--- MATERIAL FOR THE TASK ---

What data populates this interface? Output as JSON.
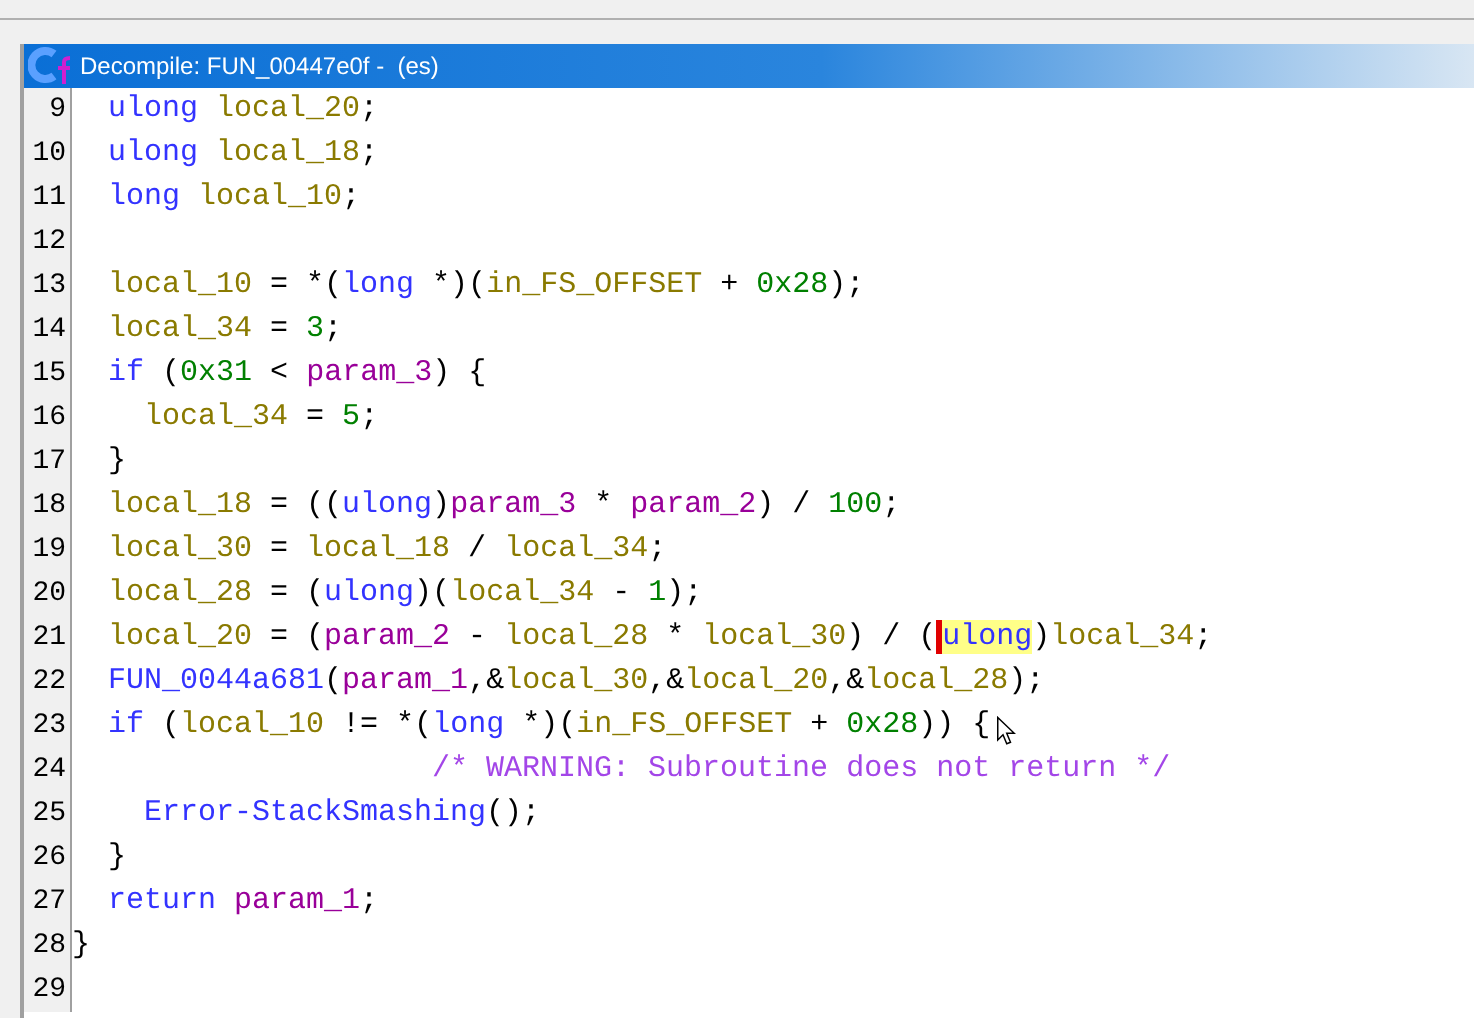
{
  "window": {
    "title": "Decompile: FUN_00447e0f -  (es)"
  },
  "lines": [
    {
      "number": "9",
      "tokens": [
        {
          "text": "  ulong",
          "kind": "type"
        },
        {
          "text": " local_20",
          "kind": "var"
        },
        {
          "text": ";",
          "kind": "plain"
        }
      ]
    },
    {
      "number": "10",
      "tokens": [
        {
          "text": "  ulong",
          "kind": "type"
        },
        {
          "text": " local_18",
          "kind": "var"
        },
        {
          "text": ";",
          "kind": "plain"
        }
      ]
    },
    {
      "number": "11",
      "tokens": [
        {
          "text": "  long",
          "kind": "type"
        },
        {
          "text": " local_10",
          "kind": "var"
        },
        {
          "text": ";",
          "kind": "plain"
        }
      ]
    },
    {
      "number": "12"
    },
    {
      "number": "13",
      "tokens": [
        {
          "text": "  local_10",
          "kind": "var"
        },
        {
          "text": " = *(",
          "kind": "plain"
        },
        {
          "text": "long",
          "kind": "type"
        },
        {
          "text": " *)(",
          "kind": "plain"
        },
        {
          "text": "in_FS_OFFSET",
          "kind": "var"
        },
        {
          "text": " + ",
          "kind": "plain"
        },
        {
          "text": "0x28",
          "kind": "number"
        },
        {
          "text": ");",
          "kind": "plain"
        }
      ]
    },
    {
      "number": "14",
      "tokens": [
        {
          "text": "  local_34",
          "kind": "var"
        },
        {
          "text": " = ",
          "kind": "plain"
        },
        {
          "text": "3",
          "kind": "number"
        },
        {
          "text": ";",
          "kind": "plain"
        }
      ]
    },
    {
      "number": "15",
      "tokens": [
        {
          "text": "  if",
          "kind": "keyword"
        },
        {
          "text": " (",
          "kind": "plain"
        },
        {
          "text": "0x31",
          "kind": "number"
        },
        {
          "text": " < ",
          "kind": "plain"
        },
        {
          "text": "param_3",
          "kind": "param"
        },
        {
          "text": ") {",
          "kind": "plain"
        }
      ]
    },
    {
      "number": "16",
      "tokens": [
        {
          "text": "    local_34",
          "kind": "var"
        },
        {
          "text": " = ",
          "kind": "plain"
        },
        {
          "text": "5",
          "kind": "number"
        },
        {
          "text": ";",
          "kind": "plain"
        }
      ]
    },
    {
      "number": "17",
      "tokens": [
        {
          "text": "  }",
          "kind": "plain"
        }
      ]
    },
    {
      "number": "18",
      "tokens": [
        {
          "text": "  local_18",
          "kind": "var"
        },
        {
          "text": " = ((",
          "kind": "plain"
        },
        {
          "text": "ulong",
          "kind": "type"
        },
        {
          "text": ")",
          "kind": "plain"
        },
        {
          "text": "param_3",
          "kind": "param"
        },
        {
          "text": " * ",
          "kind": "plain"
        },
        {
          "text": "param_2",
          "kind": "param"
        },
        {
          "text": ") / ",
          "kind": "plain"
        },
        {
          "text": "100",
          "kind": "number"
        },
        {
          "text": ";",
          "kind": "plain"
        }
      ]
    },
    {
      "number": "19",
      "tokens": [
        {
          "text": "  local_30",
          "kind": "var"
        },
        {
          "text": " = ",
          "kind": "plain"
        },
        {
          "text": "local_18",
          "kind": "var"
        },
        {
          "text": " / ",
          "kind": "plain"
        },
        {
          "text": "local_34",
          "kind": "var"
        },
        {
          "text": ";",
          "kind": "plain"
        }
      ]
    },
    {
      "number": "20",
      "tokens": [
        {
          "text": "  local_28",
          "kind": "var"
        },
        {
          "text": " = (",
          "kind": "plain"
        },
        {
          "text": "ulong",
          "kind": "type"
        },
        {
          "text": ")(",
          "kind": "plain"
        },
        {
          "text": "local_34",
          "kind": "var"
        },
        {
          "text": " - ",
          "kind": "plain"
        },
        {
          "text": "1",
          "kind": "number"
        },
        {
          "text": ");",
          "kind": "plain"
        }
      ]
    },
    {
      "number": "21",
      "tokens": [
        {
          "text": "  local_20",
          "kind": "var"
        },
        {
          "text": " = (",
          "kind": "plain"
        },
        {
          "text": "param_2",
          "kind": "param"
        },
        {
          "text": " - ",
          "kind": "plain"
        },
        {
          "text": "local_28",
          "kind": "var"
        },
        {
          "text": " * ",
          "kind": "plain"
        },
        {
          "text": "local_30",
          "kind": "var"
        },
        {
          "text": ") / (",
          "kind": "plain"
        },
        {
          "text": "ulong",
          "kind": "type",
          "highlighted": true,
          "caret": true
        },
        {
          "text": ")",
          "kind": "plain"
        },
        {
          "text": "local_34",
          "kind": "var"
        },
        {
          "text": ";",
          "kind": "plain"
        }
      ]
    },
    {
      "number": "22",
      "tokens": [
        {
          "text": "  FUN_0044a681",
          "kind": "func"
        },
        {
          "text": "(",
          "kind": "plain"
        },
        {
          "text": "param_1",
          "kind": "param"
        },
        {
          "text": ",&",
          "kind": "plain"
        },
        {
          "text": "local_30",
          "kind": "var"
        },
        {
          "text": ",&",
          "kind": "plain"
        },
        {
          "text": "local_20",
          "kind": "var"
        },
        {
          "text": ",&",
          "kind": "plain"
        },
        {
          "text": "local_28",
          "kind": "var"
        },
        {
          "text": ");",
          "kind": "plain"
        }
      ]
    },
    {
      "number": "23",
      "tokens": [
        {
          "text": "  if",
          "kind": "keyword"
        },
        {
          "text": " (",
          "kind": "plain"
        },
        {
          "text": "local_10",
          "kind": "var"
        },
        {
          "text": " != *(",
          "kind": "plain"
        },
        {
          "text": "long",
          "kind": "type"
        },
        {
          "text": " *)(",
          "kind": "plain"
        },
        {
          "text": "in_FS_OFFSET",
          "kind": "var"
        },
        {
          "text": " + ",
          "kind": "plain"
        },
        {
          "text": "0x28",
          "kind": "number"
        },
        {
          "text": ")) {",
          "kind": "plain"
        }
      ]
    },
    {
      "number": "24",
      "tokens": [
        {
          "text": "                    /* WARNING: Subroutine does not return */",
          "kind": "comment"
        }
      ]
    },
    {
      "number": "25",
      "tokens": [
        {
          "text": "    Error-StackSmashing",
          "kind": "func"
        },
        {
          "text": "();",
          "kind": "plain"
        }
      ]
    },
    {
      "number": "26",
      "tokens": [
        {
          "text": "  }",
          "kind": "plain"
        }
      ]
    },
    {
      "number": "27",
      "tokens": [
        {
          "text": "  return",
          "kind": "keyword"
        },
        {
          "text": " param_1",
          "kind": "param"
        },
        {
          "text": ";",
          "kind": "plain"
        }
      ]
    },
    {
      "number": "28",
      "tokens": [
        {
          "text": "}",
          "kind": "plain"
        }
      ]
    },
    {
      "number": "29"
    }
  ]
}
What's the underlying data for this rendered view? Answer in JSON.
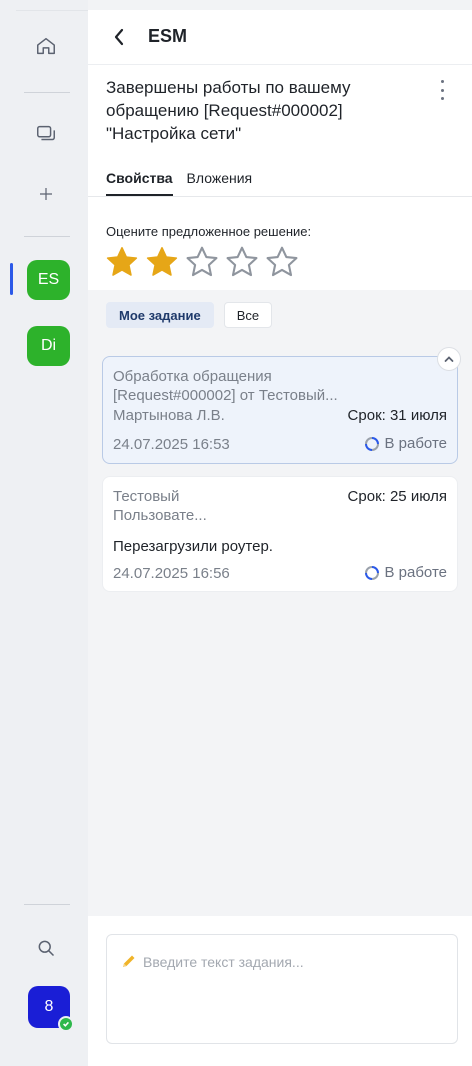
{
  "header": {
    "title": "ESM"
  },
  "ticket": {
    "title": "Завершены работы по вашему обращению [Request#000002] \"Настройка сети\""
  },
  "tabs": [
    {
      "label": "Свойства",
      "active": true
    },
    {
      "label": "Вложения",
      "active": false
    }
  ],
  "rating": {
    "label": "Оцените предложенное решение:",
    "value": 2,
    "max": 5,
    "star_color": "#e6a617"
  },
  "filters": [
    {
      "label": "Мое задание",
      "active": true
    },
    {
      "label": "Все",
      "active": false
    }
  ],
  "tasks": [
    {
      "line1": "Обработка обращения",
      "line2": "[Request#000002] от Тестовый...",
      "assignee": "Мартынова Л.В.",
      "due": "Срок: 31 июля",
      "datetime": "24.07.2025 16:53",
      "status": "В работе"
    },
    {
      "line1": "Тестовый",
      "line2": "Пользовате...",
      "due": "Срок: 25 июля",
      "message": "Перезагрузили роутер.",
      "datetime": "24.07.2025 16:56",
      "status": "В работе"
    }
  ],
  "rail": {
    "workspaces": [
      "ES",
      "Di"
    ],
    "user_badge": "8"
  },
  "composer": {
    "placeholder": "Введите текст задания..."
  },
  "colors": {
    "accent": "#2b59e8",
    "workspace": "#2db22b",
    "user": "#1a1ed6"
  }
}
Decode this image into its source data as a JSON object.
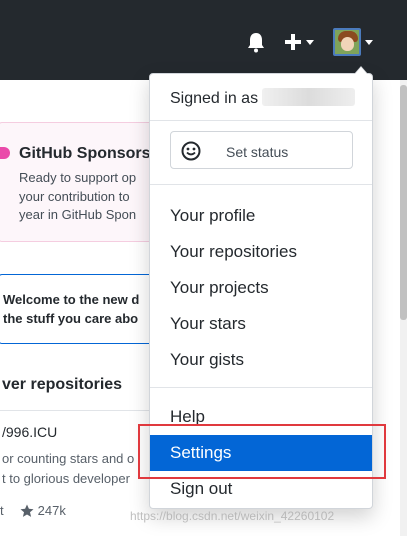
{
  "header": {
    "bell_icon": "bell-icon",
    "plus_icon": "plus-icon",
    "caret_icon": "caret-down-icon"
  },
  "sponsors": {
    "title": "GitHub Sponsors",
    "lines": [
      "Ready to support op",
      "your contribution to",
      "year in GitHub Spon"
    ]
  },
  "welcome": {
    "lines": [
      "Welcome to the new d",
      "the stuff you care abo"
    ]
  },
  "discover": {
    "heading": "ver repositories",
    "repo_name": "/996.ICU",
    "desc_lines": [
      "or counting stars and o",
      "t to glorious developer"
    ],
    "meta_prefix": "t",
    "stars": "247k"
  },
  "dropdown": {
    "signed_in_as": "Signed in as",
    "set_status": "Set status",
    "items": [
      {
        "label": "Your profile"
      },
      {
        "label": "Your repositories"
      },
      {
        "label": "Your projects"
      },
      {
        "label": "Your stars"
      },
      {
        "label": "Your gists"
      }
    ],
    "help": "Help",
    "settings": "Settings",
    "sign_out": "Sign out"
  },
  "watermark": "https://blog.csdn.net/weixin_42260102",
  "colors": {
    "header_bg": "#24292e",
    "active_bg": "#0366d6",
    "highlight": "#e0393e",
    "sponsor_pink": "#ea4aaa"
  }
}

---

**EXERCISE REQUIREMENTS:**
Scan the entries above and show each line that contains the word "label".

**RESULT OF THIS TASK:**
      "label": "Свойства",
      "label": "Вложения",
    "label": "Оцените предложенное решение:",
      "label": "Мое задание",
      "label": "Все",
        "label": "Your profile"
        "label": "Your repositories"
        "label": "Your projects"
        "label": "Your stars"
        "label": "Your gists"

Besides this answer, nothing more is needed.